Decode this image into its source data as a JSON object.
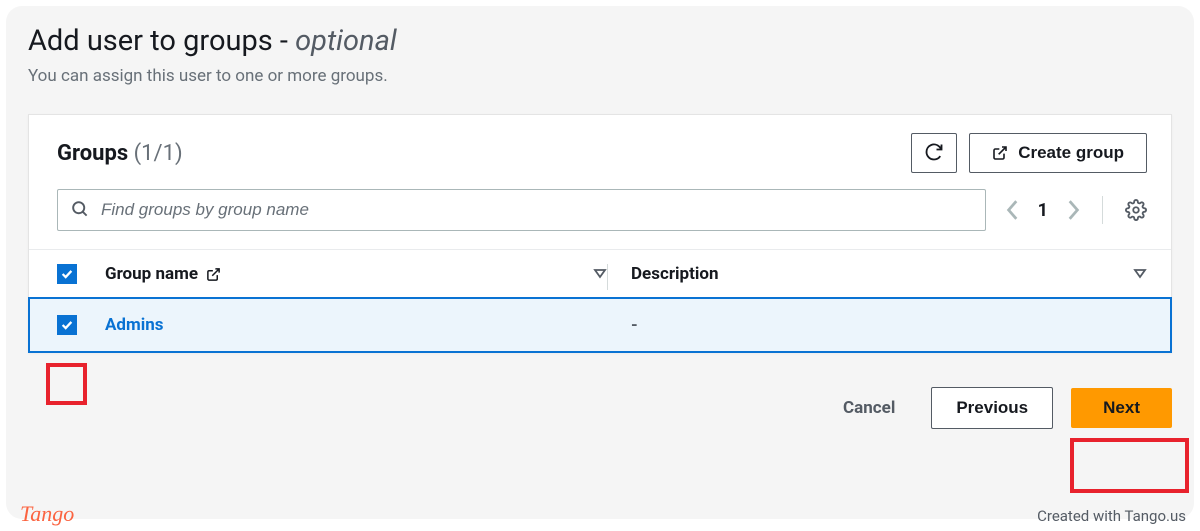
{
  "header": {
    "title_prefix": "Add user to groups - ",
    "title_optional": "optional",
    "subtitle": "You can assign this user to one or more groups."
  },
  "panel": {
    "title": "Groups",
    "count": "(1/1)",
    "create_button": "Create group",
    "search": {
      "placeholder": "Find groups by group name"
    },
    "pagination": {
      "page": "1"
    }
  },
  "columns": {
    "group_name": "Group name",
    "description": "Description"
  },
  "rows": [
    {
      "group_name": "Admins",
      "description": "-"
    }
  ],
  "footer": {
    "cancel": "Cancel",
    "previous": "Previous",
    "next": "Next"
  },
  "watermark": {
    "logo": "Tango",
    "text": "Created with Tango.us"
  }
}
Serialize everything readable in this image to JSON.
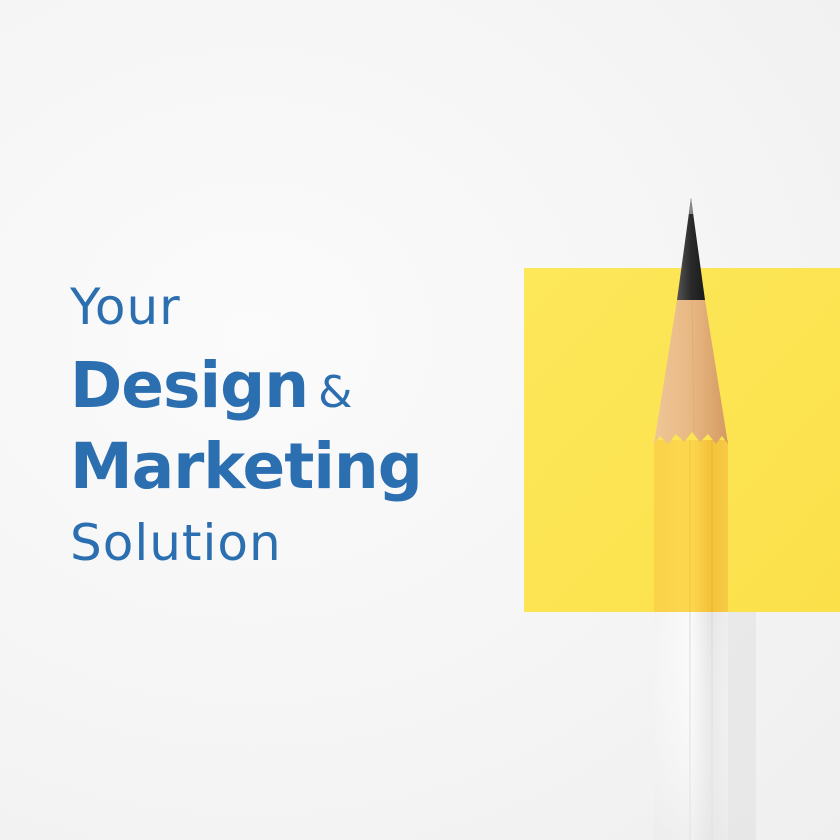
{
  "headline": {
    "line1": "Your",
    "line2": "Design",
    "ampersand": "&",
    "line3": "Marketing",
    "line4": "Solution"
  },
  "colors": {
    "text": "#2c6fb1",
    "background": "#f6f6f6",
    "sticky_note": "#fde95c",
    "pencil_body": "#fcd64a",
    "pencil_wood": "#e6b98a",
    "pencil_lead": "#3a3a3a"
  },
  "illustration": {
    "icon": "pencil-icon",
    "note": "yellow-square"
  }
}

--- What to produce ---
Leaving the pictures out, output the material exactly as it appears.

--- Solution for this problem ---
Decode this image into its source data as a JSON object.
{
  "header": {
    "title_prefix": "Add user to groups - ",
    "title_optional": "optional",
    "subtitle": "You can assign this user to one or more groups."
  },
  "panel": {
    "title": "Groups",
    "count": "(1/1)",
    "create_button": "Create group",
    "search": {
      "placeholder": "Find groups by group name"
    },
    "pagination": {
      "page": "1"
    }
  },
  "columns": {
    "group_name": "Group name",
    "description": "Description"
  },
  "rows": [
    {
      "group_name": "Admins",
      "description": "-"
    }
  ],
  "footer": {
    "cancel": "Cancel",
    "previous": "Previous",
    "next": "Next"
  },
  "watermark": {
    "logo": "Tango",
    "text": "Created with Tango.us"
  }
}
Serialize everything readable in this image to JSON.
{
  "headline": {
    "line1": "Your",
    "line2": "Design",
    "ampersand": "&",
    "line3": "Marketing",
    "line4": "Solution"
  },
  "colors": {
    "text": "#2c6fb1",
    "background": "#f6f6f6",
    "sticky_note": "#fde95c",
    "pencil_body": "#fcd64a",
    "pencil_wood": "#e6b98a",
    "pencil_lead": "#3a3a3a"
  },
  "illustration": {
    "icon": "pencil-icon",
    "note": "yellow-square"
  }
}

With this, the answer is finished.